What to produce
Nothing in the entries may be dropped: restate them word for word.

Component data from apps and pages
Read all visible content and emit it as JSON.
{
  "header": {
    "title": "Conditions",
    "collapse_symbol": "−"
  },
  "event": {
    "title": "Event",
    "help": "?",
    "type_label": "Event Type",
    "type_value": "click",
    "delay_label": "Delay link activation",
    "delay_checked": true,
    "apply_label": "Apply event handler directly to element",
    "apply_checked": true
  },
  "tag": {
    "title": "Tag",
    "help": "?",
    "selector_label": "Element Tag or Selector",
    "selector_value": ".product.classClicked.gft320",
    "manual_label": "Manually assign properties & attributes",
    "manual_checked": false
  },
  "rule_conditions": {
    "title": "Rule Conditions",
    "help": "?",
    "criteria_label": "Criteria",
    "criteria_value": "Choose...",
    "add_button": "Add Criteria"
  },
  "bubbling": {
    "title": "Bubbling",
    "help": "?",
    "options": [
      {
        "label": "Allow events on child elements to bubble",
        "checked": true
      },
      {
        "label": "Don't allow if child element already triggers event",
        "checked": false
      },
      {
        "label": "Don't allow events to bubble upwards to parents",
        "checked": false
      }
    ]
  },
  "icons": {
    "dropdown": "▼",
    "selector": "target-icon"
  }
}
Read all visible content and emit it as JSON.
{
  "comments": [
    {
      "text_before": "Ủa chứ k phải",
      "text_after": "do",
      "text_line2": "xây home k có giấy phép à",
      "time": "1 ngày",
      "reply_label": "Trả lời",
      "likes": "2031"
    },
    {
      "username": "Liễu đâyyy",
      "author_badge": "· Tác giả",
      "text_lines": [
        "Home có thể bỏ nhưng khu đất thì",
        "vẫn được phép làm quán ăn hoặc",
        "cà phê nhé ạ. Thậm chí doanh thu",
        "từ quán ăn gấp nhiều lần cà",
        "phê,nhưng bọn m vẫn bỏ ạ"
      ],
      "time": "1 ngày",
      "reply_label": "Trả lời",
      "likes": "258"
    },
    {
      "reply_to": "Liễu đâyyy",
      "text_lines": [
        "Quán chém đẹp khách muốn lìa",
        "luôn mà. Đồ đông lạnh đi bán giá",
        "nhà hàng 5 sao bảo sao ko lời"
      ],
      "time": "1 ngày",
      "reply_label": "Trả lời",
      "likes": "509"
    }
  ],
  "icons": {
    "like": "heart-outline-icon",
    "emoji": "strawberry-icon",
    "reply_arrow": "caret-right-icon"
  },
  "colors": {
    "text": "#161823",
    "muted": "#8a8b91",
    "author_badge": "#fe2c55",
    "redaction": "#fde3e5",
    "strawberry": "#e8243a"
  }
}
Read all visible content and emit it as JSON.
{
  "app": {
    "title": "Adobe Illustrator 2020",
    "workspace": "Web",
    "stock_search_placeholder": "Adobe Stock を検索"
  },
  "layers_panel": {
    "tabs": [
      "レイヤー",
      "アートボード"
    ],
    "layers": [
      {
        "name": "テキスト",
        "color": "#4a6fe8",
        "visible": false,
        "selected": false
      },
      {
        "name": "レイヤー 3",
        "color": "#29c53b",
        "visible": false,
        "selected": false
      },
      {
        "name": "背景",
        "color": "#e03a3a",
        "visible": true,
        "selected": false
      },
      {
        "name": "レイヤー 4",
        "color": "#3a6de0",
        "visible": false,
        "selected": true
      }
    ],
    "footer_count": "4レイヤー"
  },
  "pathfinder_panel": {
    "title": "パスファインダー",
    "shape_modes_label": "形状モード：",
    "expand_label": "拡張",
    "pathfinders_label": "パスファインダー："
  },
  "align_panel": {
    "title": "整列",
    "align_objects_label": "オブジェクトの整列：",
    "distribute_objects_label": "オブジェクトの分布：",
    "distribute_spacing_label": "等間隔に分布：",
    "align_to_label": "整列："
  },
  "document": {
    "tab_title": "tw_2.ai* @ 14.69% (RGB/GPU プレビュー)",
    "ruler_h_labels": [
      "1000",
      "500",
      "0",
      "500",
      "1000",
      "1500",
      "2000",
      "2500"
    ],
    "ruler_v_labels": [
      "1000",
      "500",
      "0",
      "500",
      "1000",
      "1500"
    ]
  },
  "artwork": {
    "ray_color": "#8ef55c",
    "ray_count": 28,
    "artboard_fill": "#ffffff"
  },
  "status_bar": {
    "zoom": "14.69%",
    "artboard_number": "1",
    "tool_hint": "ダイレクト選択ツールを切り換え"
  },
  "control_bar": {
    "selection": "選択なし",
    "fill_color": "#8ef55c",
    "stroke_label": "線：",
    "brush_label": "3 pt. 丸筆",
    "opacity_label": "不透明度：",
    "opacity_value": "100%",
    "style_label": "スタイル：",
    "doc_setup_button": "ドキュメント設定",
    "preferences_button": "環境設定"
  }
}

Result of the exercise
Read all visible content and emit it as JSON.
{
  "header": {
    "title": "Conditions",
    "collapse_symbol": "−"
  },
  "event": {
    "title": "Event",
    "help": "?",
    "type_label": "Event Type",
    "type_value": "click",
    "delay_label": "Delay link activation",
    "delay_checked": true,
    "apply_label": "Apply event handler directly to element",
    "apply_checked": true
  },
  "tag": {
    "title": "Tag",
    "help": "?",
    "selector_label": "Element Tag or Selector",
    "selector_value": ".product.classClicked.gft320",
    "manual_label": "Manually assign properties & attributes",
    "manual_checked": false
  },
  "rule_conditions": {
    "title": "Rule Conditions",
    "help": "?",
    "criteria_label": "Criteria",
    "criteria_value": "Choose...",
    "add_button": "Add Criteria"
  },
  "bubbling": {
    "title": "Bubbling",
    "help": "?",
    "options": [
      {
        "label": "Allow events on child elements to bubble",
        "checked": true
      },
      {
        "label": "Don't allow if child element already triggers event",
        "checked": false
      },
      {
        "label": "Don't allow events to bubble upwards to parents",
        "checked": false
      }
    ]
  },
  "icons": {
    "dropdown": "▼",
    "selector": "target-icon"
  }
}
Read all visible content and emit it as JSON.
{
  "comments": [
    {
      "text_before": "Ủa chứ k phải",
      "text_after": "do",
      "text_line2": "xây home k có giấy phép à",
      "time": "1 ngày",
      "reply_label": "Trả lời",
      "likes": "2031"
    },
    {
      "username": "Liễu đâyyy",
      "author_badge": "· Tác giả",
      "text_lines": [
        "Home có thể bỏ nhưng khu đất thì",
        "vẫn được phép làm quán ăn hoặc",
        "cà phê nhé ạ. Thậm chí doanh thu",
        "từ quán ăn gấp nhiều lần cà",
        "phê,nhưng bọn m vẫn bỏ ạ"
      ],
      "time": "1 ngày",
      "reply_label": "Trả lời",
      "likes": "258"
    },
    {
      "reply_to": "Liễu đâyyy",
      "text_lines": [
        "Quán chém đẹp khách muốn lìa",
        "luôn mà. Đồ đông lạnh đi bán giá",
        "nhà hàng 5 sao bảo sao ko lời"
      ],
      "time": "1 ngày",
      "reply_label": "Trả lời",
      "likes": "509"
    }
  ],
  "icons": {
    "like": "heart-outline-icon",
    "emoji": "strawberry-icon",
    "reply_arrow": "caret-right-icon"
  },
  "colors": {
    "text": "#161823",
    "muted": "#8a8b91",
    "author_badge": "#fe2c55",
    "redaction": "#fde3e5",
    "strawberry": "#e8243a"
  }
}
Read all visible content and emit it as JSON.
{
  "app": {
    "title": "Adobe Illustrator 2020",
    "workspace": "Web",
    "stock_search_placeholder": "Adobe Stock を検索"
  },
  "layers_panel": {
    "tabs": [
      "レイヤー",
      "アートボード"
    ],
    "layers": [
      {
        "name": "テキスト",
        "color": "#4a6fe8",
        "visible": false,
        "selected": false
      },
      {
        "name": "レイヤー 3",
        "color": "#29c53b",
        "visible": false,
        "selected": false
      },
      {
        "name": "背景",
        "color": "#e03a3a",
        "visible": true,
        "selected": false
      },
      {
        "name": "レイヤー 4",
        "color": "#3a6de0",
        "visible": false,
        "selected": true
      }
    ],
    "footer_count": "4レイヤー"
  },
  "pathfinder_panel": {
    "title": "パスファインダー",
    "shape_modes_label": "形状モード：",
    "expand_label": "拡張",
    "pathfinders_label": "パスファインダー："
  },
  "align_panel": {
    "title": "整列",
    "align_objects_label": "オブジェクトの整列：",
    "distribute_objects_label": "オブジェクトの分布：",
    "distribute_spacing_label": "等間隔に分布：",
    "align_to_label": "整列："
  },
  "document": {
    "tab_title": "tw_2.ai* @ 14.69% (RGB/GPU プレビュー)",
    "ruler_h_labels": [
      "1000",
      "500",
      "0",
      "500",
      "1000",
      "1500",
      "2000",
      "2500"
    ],
    "ruler_v_labels": [
      "1000",
      "500",
      "0",
      "500",
      "1000",
      "1500"
    ]
  },
  "artwork": {
    "ray_color": "#8ef55c",
    "ray_count": 28,
    "artboard_fill": "#ffffff"
  },
  "status_bar": {
    "zoom": "14.69%",
    "artboard_number": "1",
    "tool_hint": "ダイレクト選択ツールを切り換え"
  },
  "control_bar": {
    "selection": "選択なし",
    "fill_color": "#8ef55c",
    "stroke_label": "線：",
    "brush_label": "3 pt. 丸筆",
    "opacity_label": "不透明度：",
    "opacity_value": "100%",
    "style_label": "スタイル：",
    "doc_setup_button": "ドキュメント設定",
    "preferences_button": "環境設定"
  }
}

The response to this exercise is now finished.